Learning When to Quit: An Empirical Model of Experimentation in Standards Development

Economics & Decision Sciences

Speaker: Emanuele Tarantino
Mannheim University

27 November 2018 - Building T - Room T015 from 2:00 pm to 3:15 pm

Motivated by a descriptive analysis of standards development within the Internet Engineering Task Force, we develop a dynamic discrete choice model of R&D that highlights the decision to continue or abandon a line of research. Our estimates imply that sixty percent of IETF proposals are publishable, but only one-third of those good ideas survive the review process. Increased attention and author experience are associated with faster learning. We simulate two counterfactual innovation policies: an R&D subsidy and a publication-prize. Subsidies have a larger impact on research output, though prizes perform better when accounting for researchers' opportunity costs.

Better Monitoring . . .Worse Productivity?


Speaker: John Zhu

22 November 2018 - T004 - From 2:00 pm to 3:15 pm


A principal privately monitors an agent's hidden efforts. The agent's contract depends on the principal's unverifiable reports of her private information. How does the quality of the principal's private monitoring affect the optimal contract and agent productivity? When monitoring generates information that is at once imprecise (weak statistical power) but sensitive to effort (strong incentive
power) the principal is unable to commit not to be too tough on the agent. Improving a well-functioning monitoring system by adding new information that is weak in statistical power but strong in incentive power can cause the optimal dynamic contract to collapse and induce zero effort.

Firm Policies and Active Ownership Investors


Speaker: Vicente Cunat

15 November 2018 - T105 - From 2:00 pm to 3:15 pm
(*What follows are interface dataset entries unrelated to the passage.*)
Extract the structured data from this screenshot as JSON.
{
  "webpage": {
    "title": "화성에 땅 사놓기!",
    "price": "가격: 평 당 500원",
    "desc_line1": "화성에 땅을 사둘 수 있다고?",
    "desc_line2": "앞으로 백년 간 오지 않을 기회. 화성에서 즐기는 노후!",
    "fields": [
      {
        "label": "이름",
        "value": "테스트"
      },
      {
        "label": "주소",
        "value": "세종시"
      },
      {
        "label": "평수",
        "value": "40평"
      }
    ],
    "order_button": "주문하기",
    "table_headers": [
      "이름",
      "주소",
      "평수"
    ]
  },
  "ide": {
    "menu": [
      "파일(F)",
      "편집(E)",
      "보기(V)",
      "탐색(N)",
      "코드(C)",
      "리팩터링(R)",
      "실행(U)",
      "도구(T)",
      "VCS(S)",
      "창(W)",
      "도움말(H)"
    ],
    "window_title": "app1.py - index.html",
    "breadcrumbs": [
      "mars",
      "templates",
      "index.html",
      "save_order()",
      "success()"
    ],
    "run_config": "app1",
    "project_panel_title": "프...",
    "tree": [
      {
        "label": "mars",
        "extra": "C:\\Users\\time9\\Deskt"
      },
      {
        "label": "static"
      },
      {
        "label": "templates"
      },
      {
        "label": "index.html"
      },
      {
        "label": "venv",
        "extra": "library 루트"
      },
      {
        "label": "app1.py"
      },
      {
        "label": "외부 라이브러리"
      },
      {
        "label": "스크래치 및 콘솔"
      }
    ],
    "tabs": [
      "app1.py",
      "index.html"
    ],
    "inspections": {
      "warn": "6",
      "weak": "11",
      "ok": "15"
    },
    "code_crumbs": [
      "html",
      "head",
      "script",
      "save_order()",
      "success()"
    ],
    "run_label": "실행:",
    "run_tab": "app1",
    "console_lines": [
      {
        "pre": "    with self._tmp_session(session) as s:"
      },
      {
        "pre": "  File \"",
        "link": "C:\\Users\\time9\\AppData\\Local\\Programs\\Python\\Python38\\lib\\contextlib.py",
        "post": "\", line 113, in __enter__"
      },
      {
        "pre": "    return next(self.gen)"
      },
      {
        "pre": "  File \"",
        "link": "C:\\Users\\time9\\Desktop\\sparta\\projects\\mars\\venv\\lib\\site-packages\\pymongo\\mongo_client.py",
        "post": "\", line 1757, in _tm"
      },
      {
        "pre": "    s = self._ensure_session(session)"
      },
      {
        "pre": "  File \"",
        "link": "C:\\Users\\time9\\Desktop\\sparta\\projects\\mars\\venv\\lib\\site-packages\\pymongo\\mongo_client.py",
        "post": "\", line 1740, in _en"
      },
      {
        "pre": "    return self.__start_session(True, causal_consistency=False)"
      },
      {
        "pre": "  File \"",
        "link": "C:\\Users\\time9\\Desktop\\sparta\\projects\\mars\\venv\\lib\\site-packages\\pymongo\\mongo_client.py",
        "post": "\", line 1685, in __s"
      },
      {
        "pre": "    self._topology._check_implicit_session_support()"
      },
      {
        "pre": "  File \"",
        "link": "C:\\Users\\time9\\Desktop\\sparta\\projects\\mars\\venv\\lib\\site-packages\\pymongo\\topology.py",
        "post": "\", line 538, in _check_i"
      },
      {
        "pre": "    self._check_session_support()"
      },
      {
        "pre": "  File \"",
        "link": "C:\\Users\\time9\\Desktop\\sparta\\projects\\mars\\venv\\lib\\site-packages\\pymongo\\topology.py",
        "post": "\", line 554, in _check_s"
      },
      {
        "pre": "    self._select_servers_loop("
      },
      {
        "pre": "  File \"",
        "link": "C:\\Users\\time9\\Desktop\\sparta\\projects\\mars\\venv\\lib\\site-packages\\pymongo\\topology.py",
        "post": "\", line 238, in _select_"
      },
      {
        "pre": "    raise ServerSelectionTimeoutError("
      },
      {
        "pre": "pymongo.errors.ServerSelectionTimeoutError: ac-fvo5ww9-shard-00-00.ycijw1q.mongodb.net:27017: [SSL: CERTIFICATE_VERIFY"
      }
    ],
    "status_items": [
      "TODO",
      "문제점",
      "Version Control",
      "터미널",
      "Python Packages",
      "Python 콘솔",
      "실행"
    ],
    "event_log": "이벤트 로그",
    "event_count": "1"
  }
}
In November 2012, Norway’s sovereign wealth fund (NBIM) unexpectedly announced that it would improve specific governance dimensions of the firms in its portfolio. We this unexpected change of preferences as a natural experiment to understand shareholder influence among active ownership investors. We first document how the fund re-balanced its portfolio to achieve this objective. We then show how firms for which the fund is very important and also firms that are very important to the fund reacted by improving their governance. Finally, we document how, marginal investment changes and governance changes became more correlated in the new equilibrium.

Information Nudges and Self-Control

Economics & Decision Sciences

Speaker: Thomas Mariotti
Toulouse School of Economics

15 November 2018 - Building T - Room T015 - From 2:00 pm to 3:15 pm

We study the optimal design of information nudges for present-biased consumers who have to make sequential consumption decisions without exact prior knowledge of their long-term consequences. For arbitrary distributions of risk, there exists a consumer-optimal information nudge that is of cutoff type, recommending consumption or abstinence according to the magnitude of the risk. Under a stronger bias for the present, the target group receiving a credible signal to abstain must be tightened. We compare this nudge with those favored by a health authority or a lobbyist. When some consumers are more strongly present-biased than others, a traffic-light nudge is optimal.

“Globalization of Quantitative Policing: Between Management and Statactivism”

Accounting & Management Control

Speaker: Emmanuel DIDIER

9 November 2018 - HEC PARIS - Room T015 - From 10:00 am to 12:00 pm

Information policing seems to be pervading public security police all around
the world. This review asks whether this appellation describes a homogeneous
set of phenomena. Compstat was the first program to massively computerize
policing. The literature reviewed here follows its fate in the United
States and, on a global scale, in France, where the program was imported.
The review successively discusses the perspective of managers who were favorable
to the program and that of “statactivists,” activists who use statistics,
who were opposed to it. Despite the many differences intervened during
the importation process, especially in the balance of expertise and publicity,
some points seem to be common to both contexts, such as the building of
a computer infrastructure, a specific use of the data, and the constructive
tensions between the police institution and its critics.